NSUserDefaults domain is written to disk as an XML property list. When an XML plist contains an NSData, the data is represented in text in hexadecimal (plus some whitespace for readability) -- each byte in your data becomes two characters of text, so your 50 MB data becomes 100 MB.
What's more, property lists aren't random access files: if you (or in this case, Apple's implementation of
NSUserDefaults) want to read a value in a property list on disk, the entire file is read and parsed to create an
NSDictionary. If you make a change and want it persisted to disk, the entire dictionary is serialized and written out to a file. Thus, Reading and parsing or serializing and writing takes a lot longer for a 100 MB file than a 1 kB file. This will happen any time you (or some code in Apple's frameworks, since they use
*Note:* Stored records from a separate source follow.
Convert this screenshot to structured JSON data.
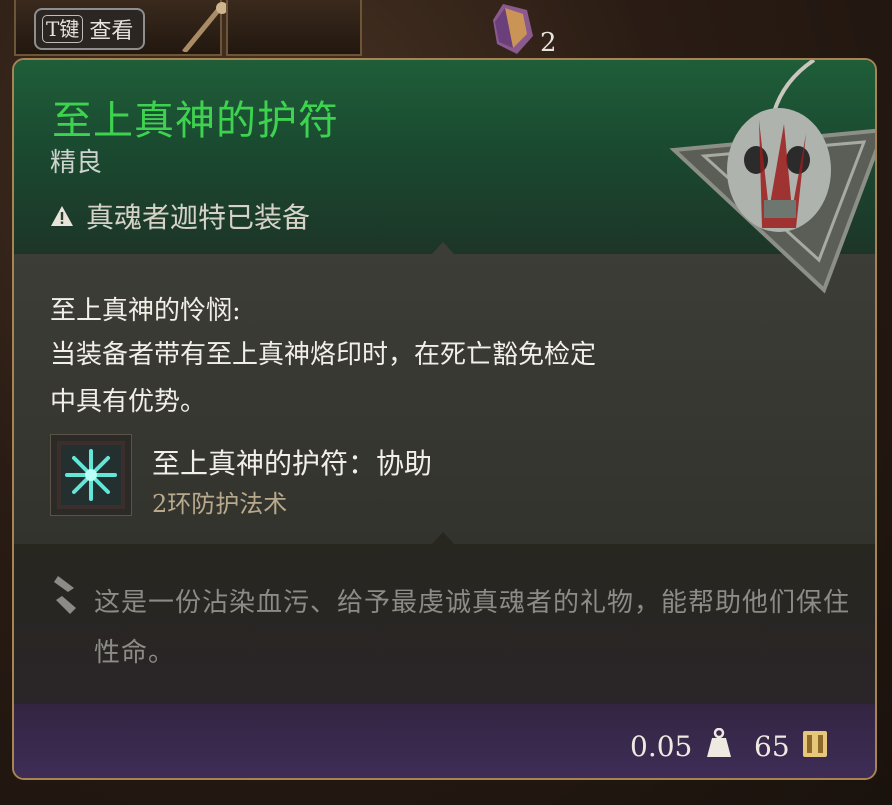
{
  "topbar": {
    "key_label": "T键",
    "view_label": "查看",
    "slot_count": "2"
  },
  "item": {
    "name": "至上真神的护符",
    "rarity": "精良",
    "equipped_by": "真魂者迦特已装备",
    "passive": {
      "title": "至上真神的怜悯:",
      "description": "当装备者带有至上真神烙印时，在死亡豁免检定中具有优势。"
    },
    "spell": {
      "name": "至上真神的护符：协助",
      "type": "2环防护法术"
    },
    "lore": "这是一份沾染血污、给予最虔诚真魂者的礼物，能帮助他们保住性命。",
    "weight": "0.05",
    "value": "65"
  },
  "colors": {
    "title": "#3ed34f",
    "header_bg": "#1f5e39",
    "footer_bg": "#3f2d57",
    "border": "#a68553"
  },
  "icons": {
    "warning": "warning-icon",
    "spell": "radiant-star-icon",
    "lore": "quill-icon",
    "weight": "weight-icon",
    "value": "gold-coin-icon"
  }
}
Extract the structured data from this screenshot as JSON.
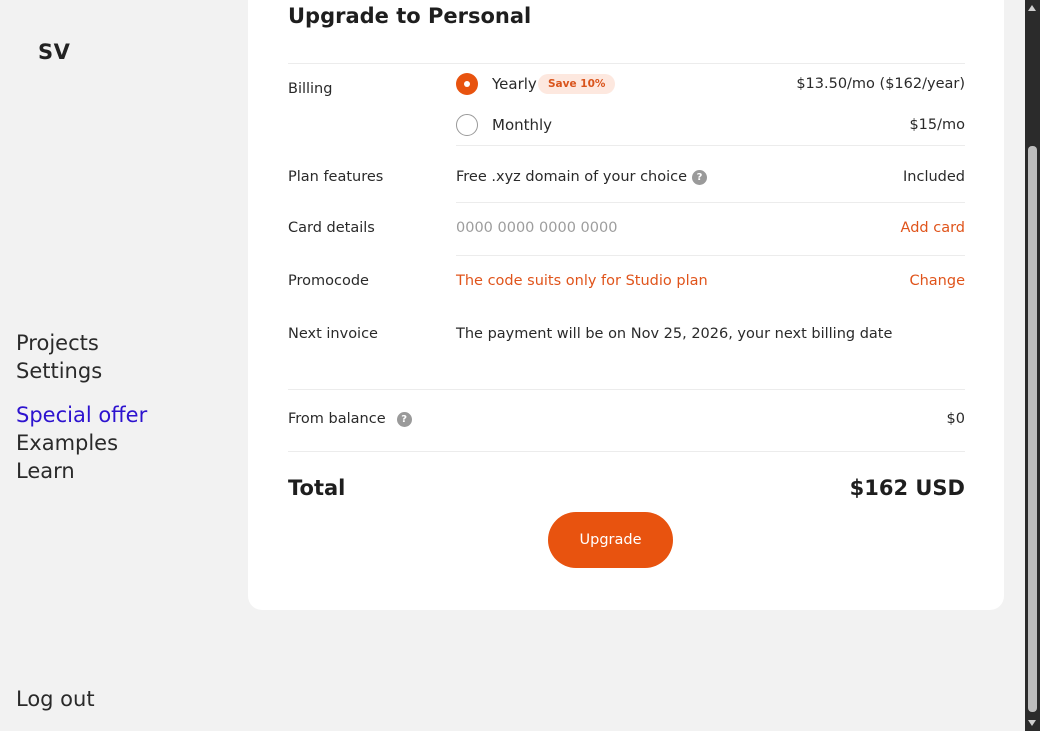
{
  "sidebar": {
    "avatar": "SV",
    "nav_group1": [
      "Projects",
      "Settings"
    ],
    "nav_group2": [
      "Special offer",
      "Examples",
      "Learn"
    ],
    "logout": "Log out"
  },
  "checkout": {
    "title": "Upgrade to Personal",
    "billing": {
      "label": "Billing",
      "yearly": {
        "label": "Yearly",
        "badge": "Save 10%",
        "price": "$13.50/mo ($162/year)",
        "selected": true
      },
      "monthly": {
        "label": "Monthly",
        "price": "$15/mo",
        "selected": false
      }
    },
    "features": {
      "label": "Plan features",
      "value": "Free .xyz domain of your choice",
      "right": "Included"
    },
    "card": {
      "label": "Card details",
      "placeholder": "0000 0000 0000 0000",
      "action": "Add card"
    },
    "promo": {
      "label": "Promocode",
      "message": "The code suits only for Studio plan",
      "action": "Change"
    },
    "invoice": {
      "label": "Next invoice",
      "value": "The payment will be on Nov 25, 2026, your next billing date"
    },
    "balance": {
      "label": "From balance",
      "value": "$0"
    },
    "total": {
      "label": "Total",
      "value": "$162 USD"
    },
    "button": "Upgrade",
    "help_glyph": "?"
  },
  "colors": {
    "accent": "#e8530f",
    "special_link": "#2d13cf",
    "background": "#f2f2f2"
  }
}
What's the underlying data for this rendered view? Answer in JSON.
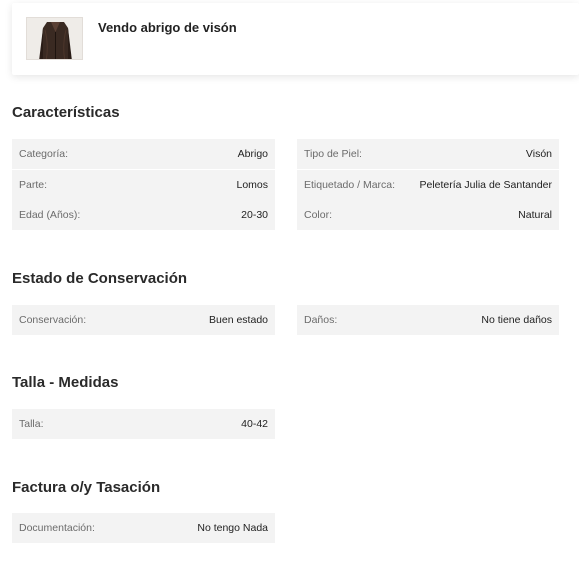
{
  "header": {
    "title": "Vendo abrigo de visón",
    "thumbnail_icon": "coat-photo"
  },
  "sections": {
    "caracteristicas": {
      "title": "Características",
      "left": [
        {
          "label": "Categoría:",
          "value": "Abrigo"
        },
        {
          "label": "Parte:",
          "value": "Lomos"
        },
        {
          "label": "Edad (Años):",
          "value": "20-30"
        }
      ],
      "right": [
        {
          "label": "Tipo de Piel:",
          "value": "Visón"
        },
        {
          "label": "Etiquetado / Marca:",
          "value": "Peletería Julia de Santander"
        },
        {
          "label": "Color:",
          "value": "Natural"
        }
      ]
    },
    "conservacion": {
      "title": "Estado de Conservación",
      "left": [
        {
          "label": "Conservación:",
          "value": "Buen estado"
        }
      ],
      "right": [
        {
          "label": "Daños:",
          "value": "No tiene daños"
        }
      ]
    },
    "talla": {
      "title": "Talla - Medidas",
      "left": [
        {
          "label": "Talla:",
          "value": "40-42"
        }
      ]
    },
    "factura": {
      "title": "Factura o/y Tasación",
      "left": [
        {
          "label": "Documentación:",
          "value": "No tengo Nada"
        }
      ]
    }
  }
}
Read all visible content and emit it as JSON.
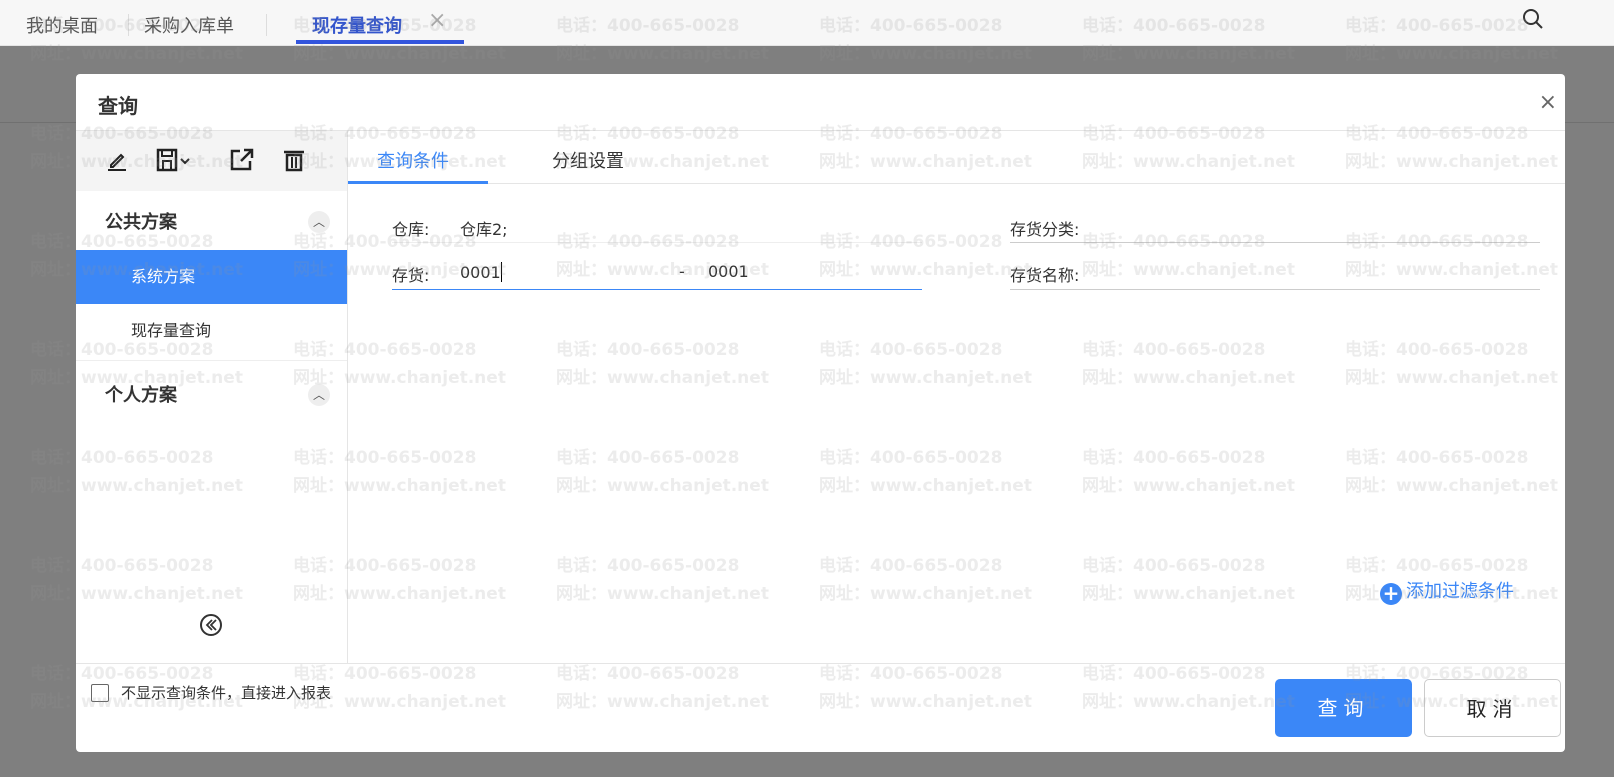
{
  "tabs": [
    {
      "label": "我的桌面"
    },
    {
      "label": "采购入库单"
    },
    {
      "label": "现存量查询",
      "close": "×"
    }
  ],
  "dialog": {
    "title": "查询",
    "close": "×",
    "toolbar": [
      "edit-icon",
      "save-icon",
      "export-icon",
      "delete-icon"
    ],
    "groups": [
      {
        "label": "公共方案",
        "items": [
          "系统方案",
          "现存量查询"
        ]
      },
      {
        "label": "个人方案",
        "items": []
      }
    ],
    "tabs": [
      "查询条件",
      "分组设置"
    ],
    "fields": {
      "warehouse_label": "仓库:",
      "warehouse_value": "仓库2;",
      "inventory_label": "存货:",
      "inventory_from": "0001",
      "range_sep": "-",
      "inventory_to": "0001",
      "category_label": "存货分类:",
      "name_label": "存货名称:"
    },
    "add_filter": "添加过滤条件",
    "skip_label": "不显示查询条件，直接进入报表",
    "query_button": "查询",
    "cancel_button": "取消"
  },
  "watermark": {
    "phone": "电话：400-665-0028",
    "site": "网址：www.chanjet.net"
  },
  "colors": {
    "accent": "#3b87f7",
    "tab_active": "#3355dd"
  }
}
NSUserDefaults internally on occasion) call
-[NSUserDefaults synchronize], which may happen many times over the lifecycle of your app.
If you already have an NSData, it's not hard to put it in a file yourself -- that's what
-[NSData initWithContentsOfFile:] and
-[NSData writeToFile:atomically:] are for. (And it's only a line or two more to get a path for reading/writing in the app's docs directory; see the Xcode project templates for several examples.)